_DATA EXTRACT:_
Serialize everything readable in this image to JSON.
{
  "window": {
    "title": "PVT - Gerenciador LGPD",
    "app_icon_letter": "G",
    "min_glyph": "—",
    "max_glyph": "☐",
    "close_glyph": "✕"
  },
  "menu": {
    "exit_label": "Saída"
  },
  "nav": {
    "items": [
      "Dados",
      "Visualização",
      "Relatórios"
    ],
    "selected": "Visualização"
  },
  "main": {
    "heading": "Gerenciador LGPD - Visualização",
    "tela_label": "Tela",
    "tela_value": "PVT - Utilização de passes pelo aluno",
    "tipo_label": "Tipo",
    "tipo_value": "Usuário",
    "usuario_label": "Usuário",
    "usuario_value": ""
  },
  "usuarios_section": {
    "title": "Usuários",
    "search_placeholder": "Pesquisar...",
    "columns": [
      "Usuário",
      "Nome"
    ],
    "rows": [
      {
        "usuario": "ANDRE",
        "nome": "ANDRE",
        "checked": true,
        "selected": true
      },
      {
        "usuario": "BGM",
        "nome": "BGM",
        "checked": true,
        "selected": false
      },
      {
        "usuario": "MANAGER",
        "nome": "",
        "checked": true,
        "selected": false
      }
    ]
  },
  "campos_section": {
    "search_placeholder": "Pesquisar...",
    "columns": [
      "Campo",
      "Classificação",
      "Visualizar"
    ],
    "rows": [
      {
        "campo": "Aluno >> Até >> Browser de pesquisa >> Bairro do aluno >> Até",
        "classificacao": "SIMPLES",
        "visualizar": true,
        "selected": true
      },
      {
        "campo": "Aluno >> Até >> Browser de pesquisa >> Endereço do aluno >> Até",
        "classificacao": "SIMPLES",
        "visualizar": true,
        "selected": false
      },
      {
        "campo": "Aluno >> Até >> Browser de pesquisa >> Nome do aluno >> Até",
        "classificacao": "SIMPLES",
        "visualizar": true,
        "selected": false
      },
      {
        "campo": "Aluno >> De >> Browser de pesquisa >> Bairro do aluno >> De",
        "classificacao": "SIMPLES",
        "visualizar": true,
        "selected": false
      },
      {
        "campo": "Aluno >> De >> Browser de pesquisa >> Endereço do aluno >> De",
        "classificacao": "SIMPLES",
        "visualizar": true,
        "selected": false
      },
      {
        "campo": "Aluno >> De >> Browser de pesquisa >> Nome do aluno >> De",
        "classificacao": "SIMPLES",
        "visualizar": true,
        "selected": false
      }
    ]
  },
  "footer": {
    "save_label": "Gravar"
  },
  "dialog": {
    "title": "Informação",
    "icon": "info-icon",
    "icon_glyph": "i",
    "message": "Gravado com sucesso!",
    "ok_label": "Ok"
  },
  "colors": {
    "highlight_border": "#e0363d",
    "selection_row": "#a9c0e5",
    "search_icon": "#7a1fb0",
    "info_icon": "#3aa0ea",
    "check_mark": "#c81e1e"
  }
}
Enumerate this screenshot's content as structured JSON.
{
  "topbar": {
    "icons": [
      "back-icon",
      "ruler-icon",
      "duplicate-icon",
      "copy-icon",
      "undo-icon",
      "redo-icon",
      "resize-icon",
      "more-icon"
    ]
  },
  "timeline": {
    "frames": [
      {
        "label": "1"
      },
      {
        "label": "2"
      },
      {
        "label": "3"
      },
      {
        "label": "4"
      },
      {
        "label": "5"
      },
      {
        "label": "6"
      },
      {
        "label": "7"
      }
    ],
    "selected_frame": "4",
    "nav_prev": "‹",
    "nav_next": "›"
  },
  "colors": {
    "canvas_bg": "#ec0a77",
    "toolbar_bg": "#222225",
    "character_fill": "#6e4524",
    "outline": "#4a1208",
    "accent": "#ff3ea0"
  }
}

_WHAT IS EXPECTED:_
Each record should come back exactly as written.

_TASK SOLUTION:_
Serialize everything readable in this image to JSON.
{
  "window": {
    "title": "PVT - Gerenciador LGPD",
    "app_icon_letter": "G",
    "min_glyph": "—",
    "max_glyph": "☐",
    "close_glyph": "✕"
  },
  "menu": {
    "exit_label": "Saída"
  },
  "nav": {
    "items": [
      "Dados",
      "Visualização",
      "Relatórios"
    ],
    "selected": "Visualização"
  },
  "main": {
    "heading": "Gerenciador LGPD - Visualização",
    "tela_label": "Tela",
    "tela_value": "PVT - Utilização de passes pelo aluno",
    "tipo_label": "Tipo",
    "tipo_value": "Usuário",
    "usuario_label": "Usuário",
    "usuario_value": ""
  },
  "usuarios_section": {
    "title": "Usuários",
    "search_placeholder": "Pesquisar...",
    "columns": [
      "Usuário",
      "Nome"
    ],
    "rows": [
      {
        "usuario": "ANDRE",
        "nome": "ANDRE",
        "checked": true,
        "selected": true
      },
      {
        "usuario": "BGM",
        "nome": "BGM",
        "checked": true,
        "selected": false
      },
      {
        "usuario": "MANAGER",
        "nome": "",
        "checked": true,
        "selected": false
      }
    ]
  },
  "campos_section": {
    "search_placeholder": "Pesquisar...",
    "columns": [
      "Campo",
      "Classificação",
      "Visualizar"
    ],
    "rows": [
      {
        "campo": "Aluno >> Até >> Browser de pesquisa >> Bairro do aluno >> Até",
        "classificacao": "SIMPLES",
        "visualizar": true,
        "selected": true
      },
      {
        "campo": "Aluno >> Até >> Browser de pesquisa >> Endereço do aluno >> Até",
        "classificacao": "SIMPLES",
        "visualizar": true,
        "selected": false
      },
      {
        "campo": "Aluno >> Até >> Browser de pesquisa >> Nome do aluno >> Até",
        "classificacao": "SIMPLES",
        "visualizar": true,
        "selected": false
      },
      {
        "campo": "Aluno >> De >> Browser de pesquisa >> Bairro do aluno >> De",
        "classificacao": "SIMPLES",
        "visualizar": true,
        "selected": false
      },
      {
        "campo": "Aluno >> De >> Browser de pesquisa >> Endereço do aluno >> De",
        "classificacao": "SIMPLES",
        "visualizar": true,
        "selected": false
      },
      {
        "campo": "Aluno >> De >> Browser de pesquisa >> Nome do aluno >> De",
        "classificacao": "SIMPLES",
        "visualizar": true,
        "selected": false
      }
    ]
  },
  "footer": {
    "save_label": "Gravar"
  },
  "dialog": {
    "title": "Informação",
    "icon": "info-icon",
    "icon_glyph": "i",
    "message": "Gravado com sucesso!",
    "ok_label": "Ok"
  },
  "colors": {
    "highlight_border": "#e0363d",
    "selection_row": "#a9c0e5",
    "search_icon": "#7a1fb0",
    "info_icon": "#3aa0ea",
    "check_mark": "#c81e1e"
  }
}
Enumerate this screenshot's content as structured JSON.
{
  "topbar": {
    "icons": [
      "back-icon",
      "ruler-icon",
      "duplicate-icon",
      "copy-icon",
      "undo-icon",
      "redo-icon",
      "resize-icon",
      "more-icon"
    ]
  },
  "timeline": {
    "frames": [
      {
        "label": "1"
      },
      {
        "label": "2"
      },
      {
        "label": "3"
      },
      {
        "label": "4"
      },
      {
        "label": "5"
      },
      {
        "label": "6"
      },
      {
        "label": "7"
      }
    ],
    "selected_frame": "4",
    "nav_prev": "‹",
    "nav_next": "›"
  },
  "colors": {
    "canvas_bg": "#ec0a77",
    "toolbar_bg": "#222225",
    "character_fill": "#6e4524",
    "outline": "#4a1208",
    "accent": "#ff3ea0"
  }
}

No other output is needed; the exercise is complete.